The U.S. economy grew at an annual rate of 2.9 percent in the fourth quarter of last year, the government reported last week, as Americans continued to spend despite stubbornly high inflation. The International Monetary Fund this week projected that the U.S. economy would slow this year, and the jobless rate would rise, but there was “a narrow path that allows the U.S. economy to escape a recession altogether, or if it has a recession, the recession would be relatively shallow,” according to the organization’s chief economist.
As part of their effort to tame rising consumer prices, Federal Reserve policymakers raised interest rates again on Wednesday, by a quarter of a percentage point, to a range of 4.5 percent to 4.75 percent, the eighth increase in 11 months. Fed officials are trying to slow the economy enough to bring inflation back under control, without inducing a severe recession.
“Activity in the housing sector continues to weaken, largely reflecting higher mortgage rates,” the Fed chair, Jerome H. Powell, said after the central bank’s announcement.

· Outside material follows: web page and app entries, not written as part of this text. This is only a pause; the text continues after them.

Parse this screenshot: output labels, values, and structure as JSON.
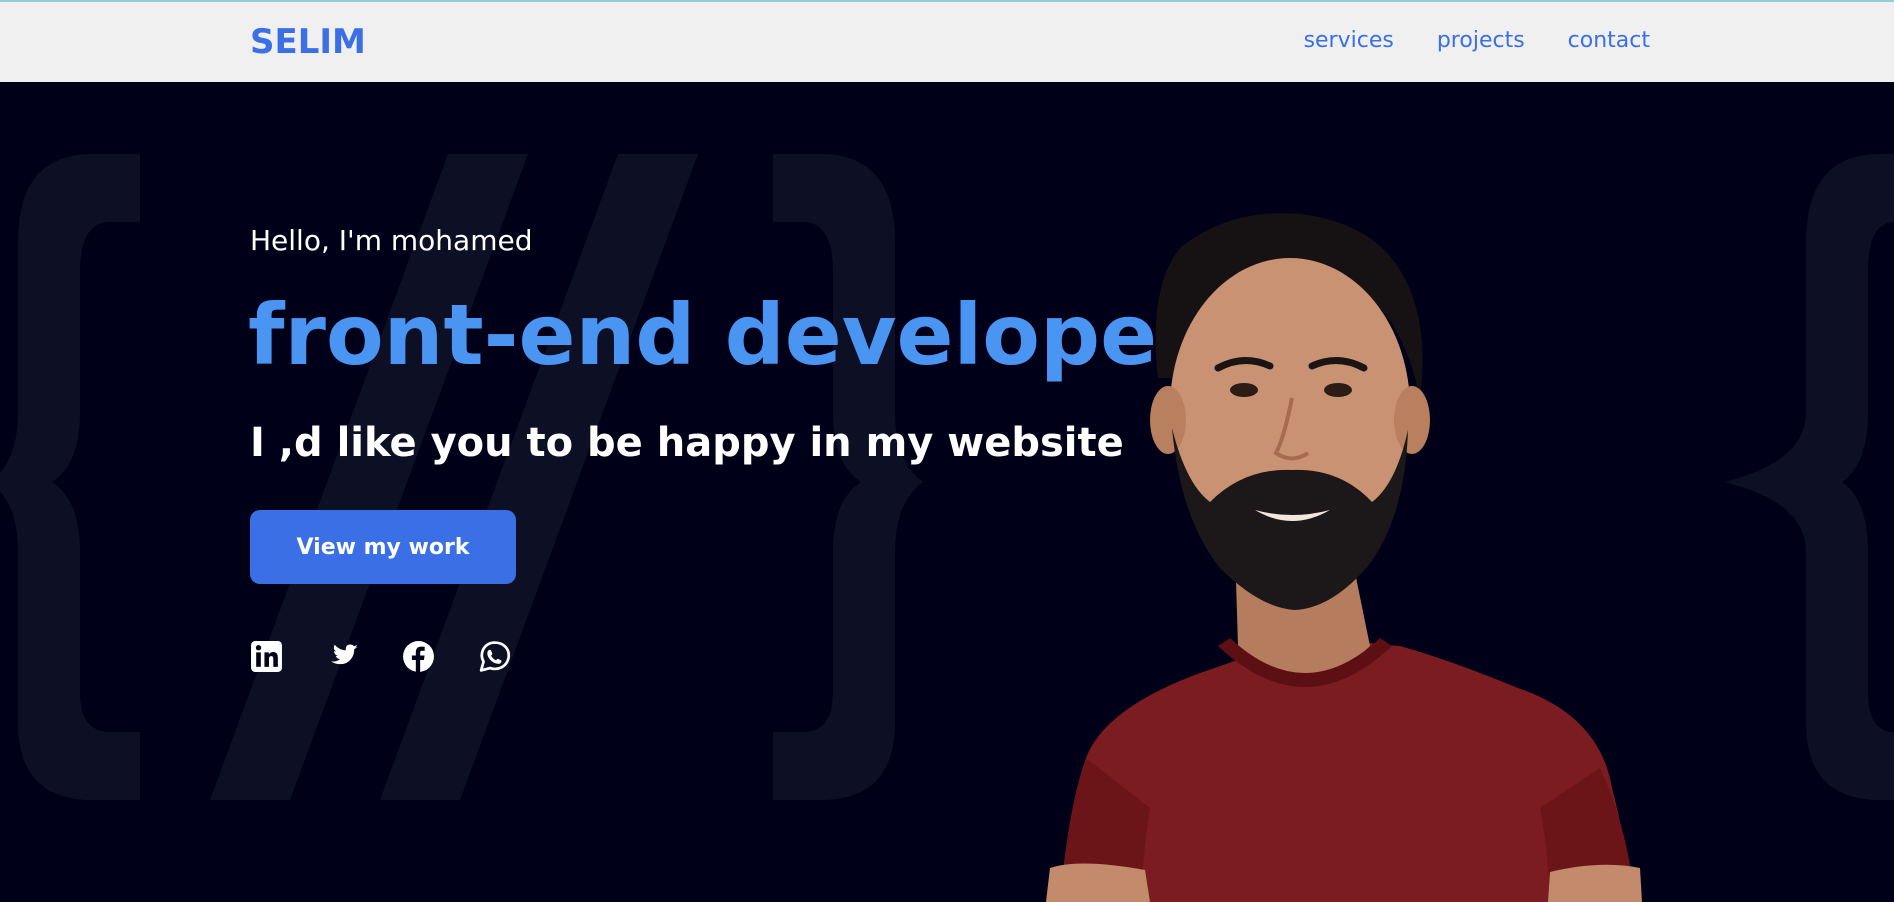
{
  "navbar": {
    "brand": "SELIM",
    "links": [
      "services",
      "projects",
      "contact"
    ]
  },
  "hero": {
    "greeting": "Hello, I'm mohamed",
    "role": "front-end developer",
    "tagline": "I ,d like you to be happy in my website",
    "cta_label": "View my work",
    "socials": [
      "linkedin-icon",
      "twitter-icon",
      "facebook-icon",
      "whatsapp-icon"
    ]
  },
  "colors": {
    "accent": "#3b6fe6",
    "role_text": "#4a95f2",
    "hero_bg": "#000119",
    "navbar_bg": "#f0f0f0"
  }
}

The Fed’s actions have helped cool the once-hot housing market, but mortgage rates have recently started to fall again — partly on investors’ expectations that the central bank’s campaign of rate increases is nearing an end — which could spur more activity in the housing market. New-home sales, which are particularly sensitive to changes in mortgage rates, rose 2.3 percent in December from the month before, the Census Bureau reported last week.